» **What the exercise asks**
With the pictures set aside, write out all of the data exactly as it stands.

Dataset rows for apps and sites
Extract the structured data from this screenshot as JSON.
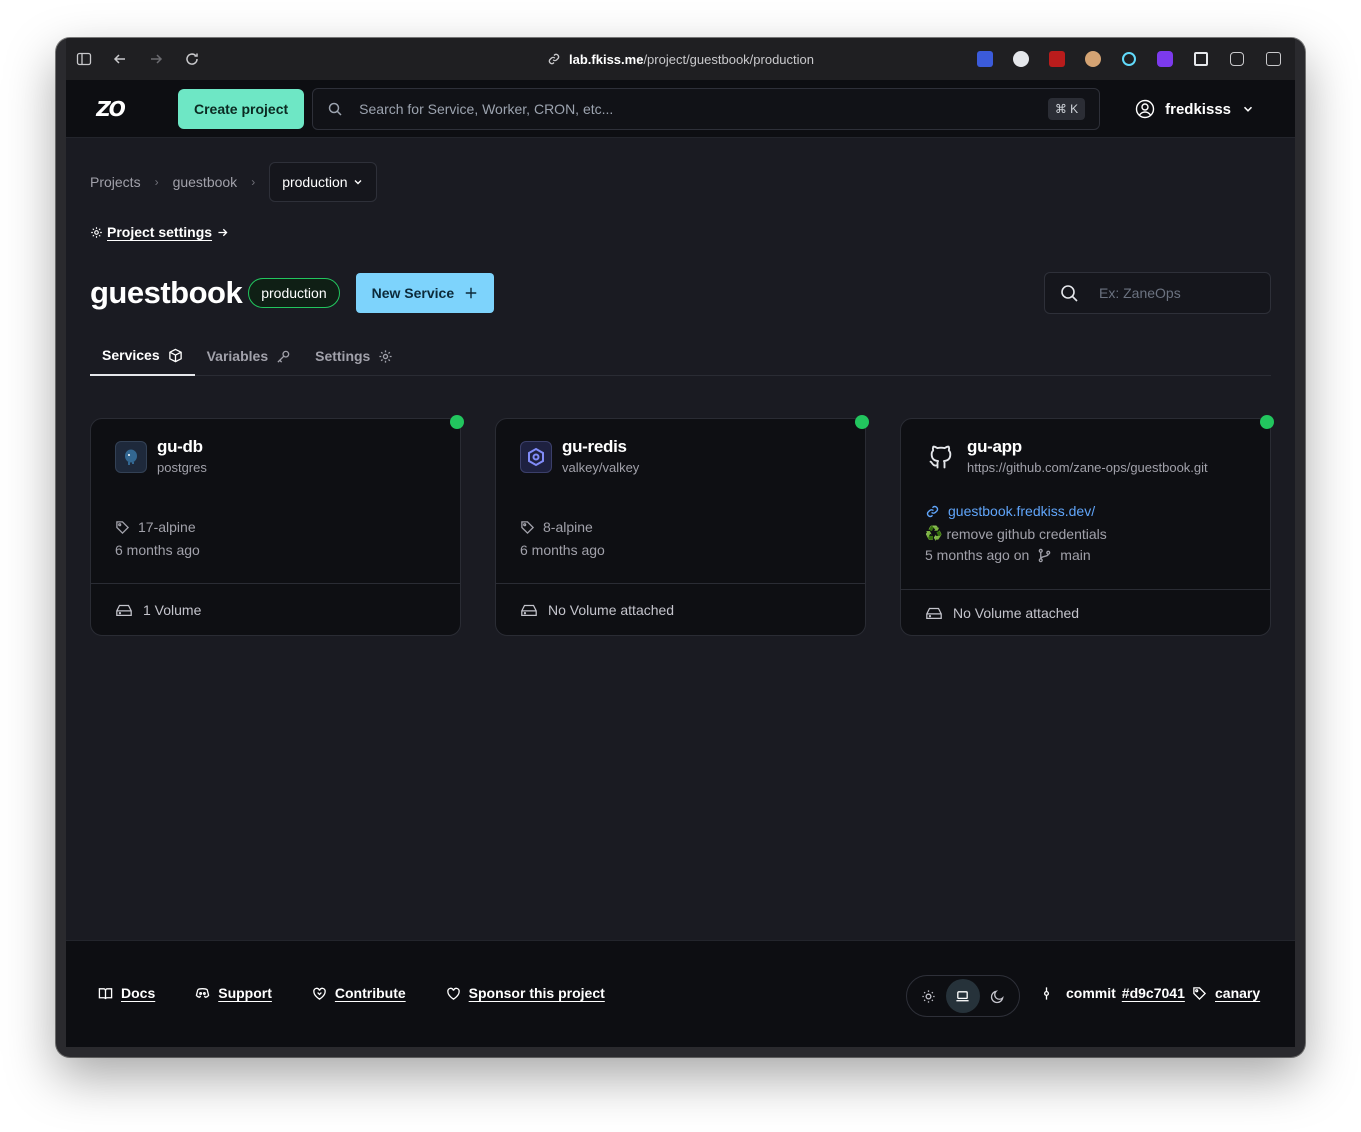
{
  "browser": {
    "url_host": "lab.fkiss.me",
    "url_path": "/project/guestbook/production"
  },
  "nav": {
    "logo": "ZO",
    "create_project": "Create project",
    "search_placeholder": "Search for Service, Worker, CRON, etc...",
    "search_shortcut": "⌘ K",
    "username": "fredkisss"
  },
  "breadcrumb": {
    "projects": "Projects",
    "project": "guestbook",
    "environment": "production"
  },
  "project_settings": "Project settings",
  "header": {
    "title": "guestbook",
    "env_badge": "production",
    "new_service": "New Service",
    "filter_placeholder": "Ex: ZaneOps"
  },
  "tabs": [
    {
      "label": "Services",
      "icon": "box-icon"
    },
    {
      "label": "Variables",
      "icon": "key-icon"
    },
    {
      "label": "Settings",
      "icon": "gear-icon"
    }
  ],
  "services": [
    {
      "name": "gu-db",
      "image": "postgres",
      "tag": "17-alpine",
      "updated": "6 months ago",
      "volume": "1 Volume",
      "status_color": "#22c55e",
      "icon": "postgres-icon"
    },
    {
      "name": "gu-redis",
      "image": "valkey/valkey",
      "tag": "8-alpine",
      "updated": "6 months ago",
      "volume": "No Volume attached",
      "status_color": "#22c55e",
      "icon": "valkey-icon"
    },
    {
      "name": "gu-app",
      "repo": "https://github.com/zane-ops/guestbook.git",
      "url": "guestbook.fredkiss.dev/",
      "commit_emoji": "♻️",
      "commit_message": "remove github credentials",
      "updated": "5 months ago on",
      "branch": "main",
      "volume": "No Volume attached",
      "status_color": "#22c55e",
      "icon": "github-icon"
    }
  ],
  "footer": {
    "docs": "Docs",
    "support": "Support",
    "contribute": "Contribute",
    "sponsor": "Sponsor this project",
    "commit_label": "commit",
    "commit_hash": "#d9c7041",
    "channel": "canary"
  }
}
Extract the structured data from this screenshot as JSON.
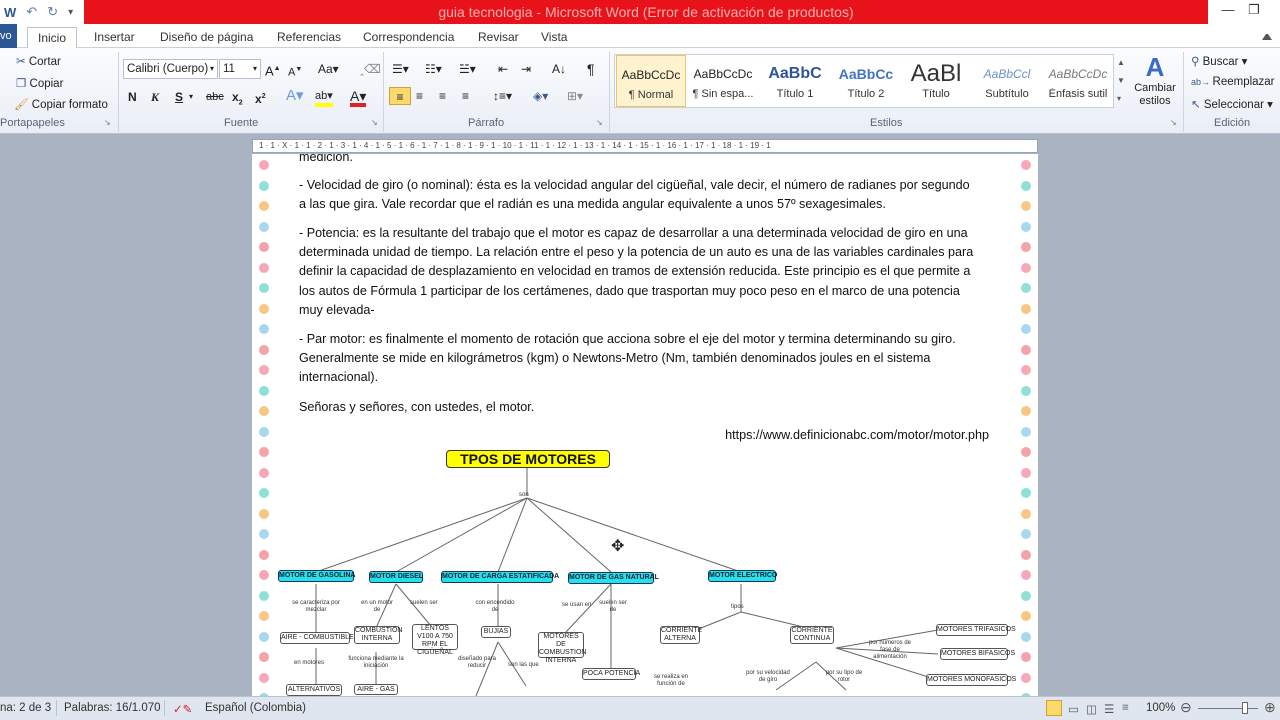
{
  "window": {
    "title": "guia tecnologia - Microsoft Word (Error de activación de productos)"
  },
  "ribbon_tabs": {
    "file": "vo",
    "items": [
      "Inicio",
      "Insertar",
      "Diseño de página",
      "Referencias",
      "Correspondencia",
      "Revisar",
      "Vista"
    ]
  },
  "clipboard": {
    "cut": "Cortar",
    "copy": "Copiar",
    "format_painter": "Copiar formato",
    "label": "Portapapeles"
  },
  "font": {
    "name": "Calibri (Cuerpo)",
    "size": "11",
    "label": "Fuente"
  },
  "paragraph": {
    "label": "Párrafo"
  },
  "styles": {
    "label": "Estilos",
    "items": [
      {
        "sample": "AaBbCcDc",
        "name": "¶ Normal"
      },
      {
        "sample": "AaBbCcDc",
        "name": "¶ Sin espa..."
      },
      {
        "sample": "AaBbC",
        "name": "Título 1"
      },
      {
        "sample": "AaBbCc",
        "name": "Título 2"
      },
      {
        "sample": "AaBl",
        "name": "Título"
      },
      {
        "sample": "AaBbCcl",
        "name": "Subtítulo"
      },
      {
        "sample": "AaBbCcDc",
        "name": "Énfasis sutil"
      }
    ],
    "change_styles": "Cambiar estilos"
  },
  "editing": {
    "find": "Buscar",
    "replace": "Reemplazar",
    "select": "Seleccionar",
    "label": "Edición"
  },
  "ruler_text": "1 · 1 · X · 1 · 1 · 2 · 1 · 3 · 1 · 4 · 1 · 5 · 1 · 6 · 1 · 7 · 1 · 8 · 1 · 9 · 1 · 10 · 1 · 11 · 1 · 12 · 1 · 13 · 1 · 14 · 1 · 15 · 1 · 16 · 1 · 17 · 1 · 18 · 1 · 19 · 1",
  "document": {
    "top_cut": "medición.",
    "para1": "- Velocidad de giro (o nominal): ésta es la velocidad angular del cigüeñal, vale decir, el número de radianes por segundo a las que gira. Vale recordar que el radián es una medida angular equivalente a unos 57º sexagesimales.",
    "para2": "- Potencia: es la resultante del trabajo que el motor es capaz de desarrollar a una determinada velocidad de giro en una determinada unidad de tiempo. La relación entre el peso y la potencia de un auto es una de las variables cardinales para definir la capacidad de desplazamiento en velocidad en tramos de extensión reducida. Este principio es el que permite a los autos de Fórmula 1 participar de los certámenes, dado que trasportan muy poco peso en el marco de una potencia muy elevada-",
    "para3": "- Par motor: es finalmente el momento de rotación que acciona sobre el eje del motor y termina determinando su giro. Generalmente se mide en kilográmetros (kgm) o Newtons-Metro (Nm, también denominados joules en el sistema internacional).",
    "para4": "Señoras y señores, con ustedes, el motor.",
    "url": "https://www.definicionabc.com/motor/motor.php"
  },
  "concept_map": {
    "title": "TPOS DE MOTORES",
    "root_link": "son",
    "categories": [
      "MOTOR DE GASOLINA",
      "MOTOR DIESEL",
      "MOTOR DE CARGA ESTATIFICADA",
      "MOTOR DE GAS NATURAL",
      "MOTOR ELECTRICO"
    ],
    "labels": {
      "gasolina_1": "se caracteriza por mezclar",
      "gasolina_2": "en motores",
      "diesel_1": "en un motor de",
      "diesel_2": "suelen ser",
      "diesel_3": "funciona mediante la iniciación",
      "carga_1": "con encendido de",
      "carga_2": "diseñado para reducir",
      "carga_3": "son las que",
      "gas_1": "se usan en",
      "gas_2": "suelen ser de",
      "elec_1": "tipos",
      "elec_2": "se realiza en función de",
      "elec_3": "por su velocidad de giro",
      "elec_4": "por su tipo de rotor",
      "elec_5": "por números de fase de alimentación"
    },
    "nodes": {
      "aire_combustible": "AIRE - COMBUSTIBLE",
      "alternativos": "ALTERNATIVOS",
      "combustion_interna": "COMBUSTION INTERNA",
      "lentos": "LENTOS V100 A 750 RPM EL CIGÜEÑAL",
      "aire_gas": "AIRE - GAS",
      "bujias": "BUJIAS",
      "motores_combustion": "MOTORES DE COMBUSTION INTERNA",
      "poca_potencia": "POCA POTENCIA",
      "corriente_alterna": "CORRIENTE ALTERNA",
      "corriente_continua": "CORRIENTE CONTINUA",
      "trifasicos": "MOTORES TRIFASICOS",
      "bifasicos": "MOTORES BIFASICOS",
      "monofasicos": "MOTORES MONOFASICOS"
    }
  },
  "status": {
    "page": "na: 2 de 3",
    "words": "Palabras: 16/1.070",
    "language": "Español (Colombia)",
    "zoom": "100%"
  },
  "colors": {
    "title_bar": "#e8131a",
    "map_title_bg": "#ffff00",
    "map_node": "#27e0ea"
  }
}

» **Answer section**
Extract the structured data from this screenshot as JSON.
{
  "browser": {
    "url_host": "lab.fkiss.me",
    "url_path": "/project/guestbook/production"
  },
  "nav": {
    "logo": "ZO",
    "create_project": "Create project",
    "search_placeholder": "Search for Service, Worker, CRON, etc...",
    "search_shortcut": "⌘ K",
    "username": "fredkisss"
  },
  "breadcrumb": {
    "projects": "Projects",
    "project": "guestbook",
    "environment": "production"
  },
  "project_settings": "Project settings",
  "header": {
    "title": "guestbook",
    "env_badge": "production",
    "new_service": "New Service",
    "filter_placeholder": "Ex: ZaneOps"
  },
  "tabs": [
    {
      "label": "Services",
      "icon": "box-icon"
    },
    {
      "label": "Variables",
      "icon": "key-icon"
    },
    {
      "label": "Settings",
      "icon": "gear-icon"
    }
  ],
  "services": [
    {
      "name": "gu-db",
      "image": "postgres",
      "tag": "17-alpine",
      "updated": "6 months ago",
      "volume": "1 Volume",
      "status_color": "#22c55e",
      "icon": "postgres-icon"
    },
    {
      "name": "gu-redis",
      "image": "valkey/valkey",
      "tag": "8-alpine",
      "updated": "6 months ago",
      "volume": "No Volume attached",
      "status_color": "#22c55e",
      "icon": "valkey-icon"
    },
    {
      "name": "gu-app",
      "repo": "https://github.com/zane-ops/guestbook.git",
      "url": "guestbook.fredkiss.dev/",
      "commit_emoji": "♻️",
      "commit_message": "remove github credentials",
      "updated": "5 months ago on",
      "branch": "main",
      "volume": "No Volume attached",
      "status_color": "#22c55e",
      "icon": "github-icon"
    }
  ],
  "footer": {
    "docs": "Docs",
    "support": "Support",
    "contribute": "Contribute",
    "sponsor": "Sponsor this project",
    "commit_label": "commit",
    "commit_hash": "#d9c7041",
    "channel": "canary"
  }
}
Extract the structured data from this screenshot as JSON.
{
  "window": {
    "title": "guia tecnologia - Microsoft Word (Error de activación de productos)"
  },
  "ribbon_tabs": {
    "file": "vo",
    "items": [
      "Inicio",
      "Insertar",
      "Diseño de página",
      "Referencias",
      "Correspondencia",
      "Revisar",
      "Vista"
    ]
  },
  "clipboard": {
    "cut": "Cortar",
    "copy": "Copiar",
    "format_painter": "Copiar formato",
    "label": "Portapapeles"
  },
  "font": {
    "name": "Calibri (Cuerpo)",
    "size": "11",
    "label": "Fuente"
  },
  "paragraph": {
    "label": "Párrafo"
  },
  "styles": {
    "label": "Estilos",
    "items": [
      {
        "sample": "AaBbCcDc",
        "name": "¶ Normal"
      },
      {
        "sample": "AaBbCcDc",
        "name": "¶ Sin espa..."
      },
      {
        "sample": "AaBbC",
        "name": "Título 1"
      },
      {
        "sample": "AaBbCc",
        "name": "Título 2"
      },
      {
        "sample": "AaBl",
        "name": "Título"
      },
      {
        "sample": "AaBbCcl",
        "name": "Subtítulo"
      },
      {
        "sample": "AaBbCcDc",
        "name": "Énfasis sutil"
      }
    ],
    "change_styles": "Cambiar estilos"
  },
  "editing": {
    "find": "Buscar",
    "replace": "Reemplazar",
    "select": "Seleccionar",
    "label": "Edición"
  },
  "ruler_text": "1 · 1 · X · 1 · 1 · 2 · 1 · 3 · 1 · 4 · 1 · 5 · 1 · 6 · 1 · 7 · 1 · 8 · 1 · 9 · 1 · 10 · 1 · 11 · 1 · 12 · 1 · 13 · 1 · 14 · 1 · 15 · 1 · 16 · 1 · 17 · 1 · 18 · 1 · 19 · 1",
  "document": {
    "top_cut": "medición.",
    "para1": "- Velocidad de giro (o nominal): ésta es la velocidad angular del cigüeñal, vale decir, el número de radianes por segundo a las que gira. Vale recordar que el radián es una medida angular equivalente a unos 57º sexagesimales.",
    "para2": "- Potencia: es la resultante del trabajo que el motor es capaz de desarrollar a una determinada velocidad de giro en una determinada unidad de tiempo. La relación entre el peso y la potencia de un auto es una de las variables cardinales para definir la capacidad de desplazamiento en velocidad en tramos de extensión reducida. Este principio es el que permite a los autos de Fórmula 1 participar de los certámenes, dado que trasportan muy poco peso en el marco de una potencia muy elevada-",
    "para3": "- Par motor: es finalmente el momento de rotación que acciona sobre el eje del motor y termina determinando su giro. Generalmente se mide en kilográmetros (kgm) o Newtons-Metro (Nm, también denominados joules en el sistema internacional).",
    "para4": "Señoras y señores, con ustedes, el motor.",
    "url": "https://www.definicionabc.com/motor/motor.php"
  },
  "concept_map": {
    "title": "TPOS DE MOTORES",
    "root_link": "son",
    "categories": [
      "MOTOR DE GASOLINA",
      "MOTOR DIESEL",
      "MOTOR DE CARGA ESTATIFICADA",
      "MOTOR DE GAS NATURAL",
      "MOTOR ELECTRICO"
    ],
    "labels": {
      "gasolina_1": "se caracteriza por mezclar",
      "gasolina_2": "en motores",
      "diesel_1": "en un motor de",
      "diesel_2": "suelen ser",
      "diesel_3": "funciona mediante la iniciación",
      "carga_1": "con encendido de",
      "carga_2": "diseñado para reducir",
      "carga_3": "son las que",
      "gas_1": "se usan en",
      "gas_2": "suelen ser de",
      "elec_1": "tipos",
      "elec_2": "se realiza en función de",
      "elec_3": "por su velocidad de giro",
      "elec_4": "por su tipo de rotor",
      "elec_5": "por números de fase de alimentación"
    },
    "nodes": {
      "aire_combustible": "AIRE - COMBUSTIBLE",
      "alternativos": "ALTERNATIVOS",
      "combustion_interna": "COMBUSTION INTERNA",
      "lentos": "LENTOS V100 A 750 RPM EL CIGÜEÑAL",
      "aire_gas": "AIRE - GAS",
      "bujias": "BUJIAS",
      "motores_combustion": "MOTORES DE COMBUSTION INTERNA",
      "poca_potencia": "POCA POTENCIA",
      "corriente_alterna": "CORRIENTE ALTERNA",
      "corriente_continua": "CORRIENTE CONTINUA",
      "trifasicos": "MOTORES TRIFASICOS",
      "bifasicos": "MOTORES BIFASICOS",
      "monofasicos": "MOTORES MONOFASICOS"
    }
  },
  "status": {
    "page": "na: 2 de 3",
    "words": "Palabras: 16/1.070",
    "language": "Español (Colombia)",
    "zoom": "100%"
  },
  "colors": {
    "title_bar": "#e8131a",
    "map_title_bg": "#ffff00",
    "map_node": "#27e0ea"
  }
}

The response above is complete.